As word of the Starbucks in Lindale Mall closing as part of a larger store closing move by Starbucks to close 600 stores nationwide including six in Iowa to “weed out unprofitable locations” rumors at Lindale on Saturday were spreading that the location was giving away drinks. Sherry and I were going to visit our daughter RaeEllen at her last day at Kitchens and Koffee so we stopped at Starbucks to see what was going on. While they were giving away drinks– they were samples of chocolate banana smoothies with shots of espresso in them (yum!).
While we were there, I was surprised to see that Starbucks was having a “Summer DVD and CD Sale” where ALL CD’s and DVD’s were $7.95 — inluding the new Coldplay! The Starbucks retail price for CD’s is typically an inflated $12.95 or better. I guess this shouldn’t be much of a surprise after the announcement that Starbucks was going to dump or dramatically reduce the number of CD’s they are going to sell. So, I expect there is going to be a purging of inventory across the chain.
One of the downsides to Starbucks getting out of the music biz is the Starbucks Entertainment business that partnered with the Concord Music Group to create some not-shabby compilations of artists and notable record labels. I wrote about the great Prestige Jazz compilation last year. In the CD racks at the doomed Starbucks was a couple of other compilations including a Buddy Holly one and a John Coltrane one in addition to the Stax one I picked up. They had some new titles- including John Mellencamp’s recent one, too.

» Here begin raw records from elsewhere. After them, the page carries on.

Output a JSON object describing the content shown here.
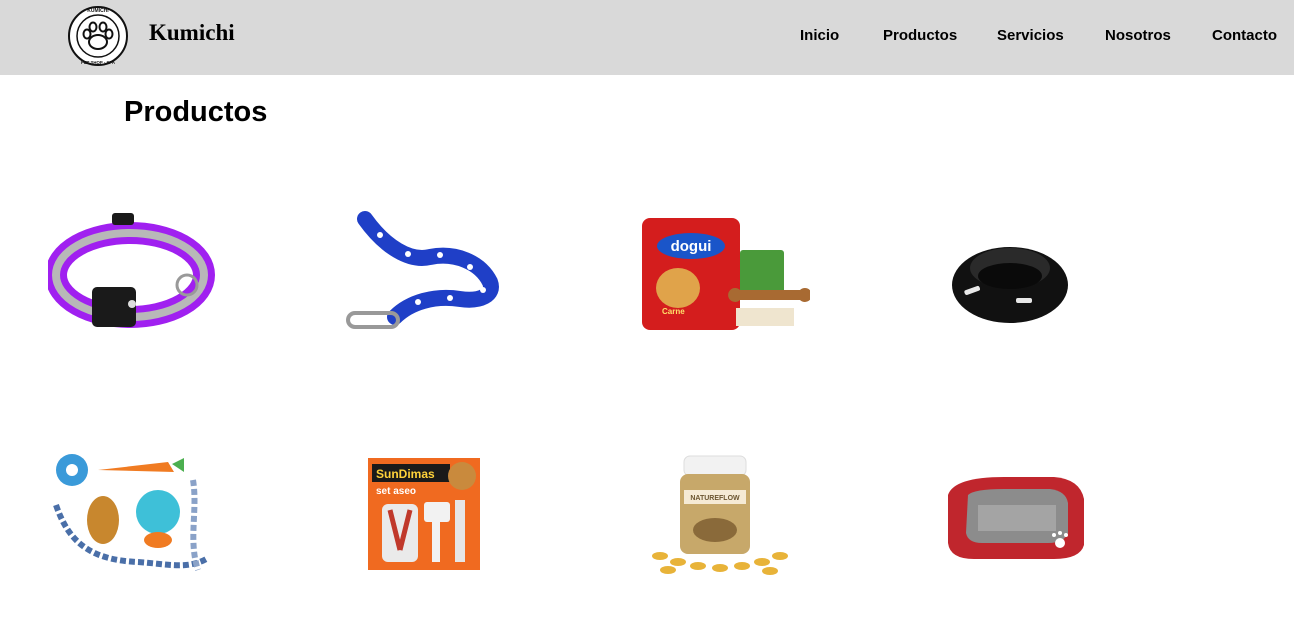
{
  "header": {
    "brand": "Kumichi",
    "logo": {
      "icon": "paw-print-icon",
      "ring_top_text": "KUMICHI",
      "ring_bottom_text": "PET SHOP - SPA"
    },
    "nav": [
      {
        "label": "Inicio"
      },
      {
        "label": "Productos"
      },
      {
        "label": "Servicios"
      },
      {
        "label": "Nosotros"
      },
      {
        "label": "Contacto"
      }
    ]
  },
  "main": {
    "title": "Productos",
    "products": [
      {
        "icon": "dog-collar-image"
      },
      {
        "icon": "dog-leash-image"
      },
      {
        "icon": "dog-food-bag-image",
        "package_text": "dogui",
        "package_subtext": "Carne"
      },
      {
        "icon": "pet-bowl-image"
      },
      {
        "icon": "dog-toys-image"
      },
      {
        "icon": "grooming-kit-image",
        "package_text": "SunDimas",
        "package_subtext": "set aseo"
      },
      {
        "icon": "supplement-jar-image",
        "package_text": "NATUREFLOW"
      },
      {
        "icon": "pet-bed-image"
      }
    ]
  },
  "colors": {
    "navbar_bg": "#d9d9d9",
    "text": "#000000"
  }
}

Coldplay – Viva La Vida (CD, Capitol 509992 16886 0 7, 2008) ($7.95) I thought that this was about the price I’d want to pay for this — new at used price. I like a couple of the songs I’d heard on this album including “Viva La Vida” which was used in the iPod commercial as well as the new single “Violet Hill” which Sherry likes as well. Tired of the comparisons to Radiohead, Coldplay switched its sights to U2 with the “sonic landscapes” from erstwhile-and-again U2 producer/collaborator Brian Eno. I really liked the overplayed Rush of Blood to the Head and was as confused as everyone else about the X&Y followup. This is a very strong release from the band and solidly positions them as alterna-rock for the softening Gen X crowd.

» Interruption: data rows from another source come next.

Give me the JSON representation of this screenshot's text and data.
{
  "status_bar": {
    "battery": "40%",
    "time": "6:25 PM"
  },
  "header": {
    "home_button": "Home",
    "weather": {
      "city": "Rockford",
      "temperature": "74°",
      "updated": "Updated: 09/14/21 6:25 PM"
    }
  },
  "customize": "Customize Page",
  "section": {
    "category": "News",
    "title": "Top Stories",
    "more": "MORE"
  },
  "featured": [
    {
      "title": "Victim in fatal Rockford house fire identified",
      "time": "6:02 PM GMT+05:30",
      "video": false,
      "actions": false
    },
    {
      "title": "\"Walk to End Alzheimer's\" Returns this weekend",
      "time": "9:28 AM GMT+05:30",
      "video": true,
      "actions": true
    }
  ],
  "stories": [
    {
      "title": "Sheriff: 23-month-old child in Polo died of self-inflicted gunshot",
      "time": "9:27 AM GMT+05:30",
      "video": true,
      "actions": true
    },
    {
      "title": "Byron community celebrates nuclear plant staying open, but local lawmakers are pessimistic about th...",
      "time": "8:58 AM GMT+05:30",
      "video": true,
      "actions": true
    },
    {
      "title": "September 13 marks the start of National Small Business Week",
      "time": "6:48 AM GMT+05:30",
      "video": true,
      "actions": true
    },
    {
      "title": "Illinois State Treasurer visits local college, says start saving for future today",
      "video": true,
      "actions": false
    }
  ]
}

various artists – “Soulsville, U.S.A.” – Stax Classics 1965-1973 (CD, Starbucks Entertainment CDS-131, 2008) ($7.95) This was the one I was pretty excited about. I’m becoming more of a fan of the legendary Stax Records catalog as time goes. The scrappy label from Memphis that represented was the “dirty South” answer to the more “clean” Motown and Philly labels of the time. I started as a fan of label houseband Booker T. & the MG’s and slowly expanded to include artists that they recorded behind. Working with Concord gave Starbucks the licensing power as well as the extensive catalog knowledge required to put these excellent comps together. This release stayed away from the big hits from Stax that have been represented in about a million other comps. Instead of including “Soul Man” we get “Hold On I’m Comin'” from Sam & Dave. Instead of “Green Onions” from Booker T. & the MG’s we get “Soul Limbo” and their instrumental cover of “Groovin’.” Incidentally, “Soul Limbo” has the distinction of being the first release on the freed-from-Atlantic Stax. Sadly, this was the beginning of the end for the label. Instead of “I’ll Take You There” from the Staple Singers we get the sound-alike “If You’re Ready.” Every track on this comp is a winner and a good mix for about any occasion with Otis Redding, Albert King, Eddie Floyd and Mr. Hot Buttered Soul himself Isaac Hayes. Hayes weighs in with “Walk On By” which I only recently realized was sampled by Portishead for its biggest hit “Sour Times” from 1994’s Dummy with its repeated “Nobody loves me– it’s true.”
So, if I run into any other interesting comps while traveling I may pick them up at this price. I’m hoping some company like Half Price Books will pick them up for sale in their stores as cut-outs.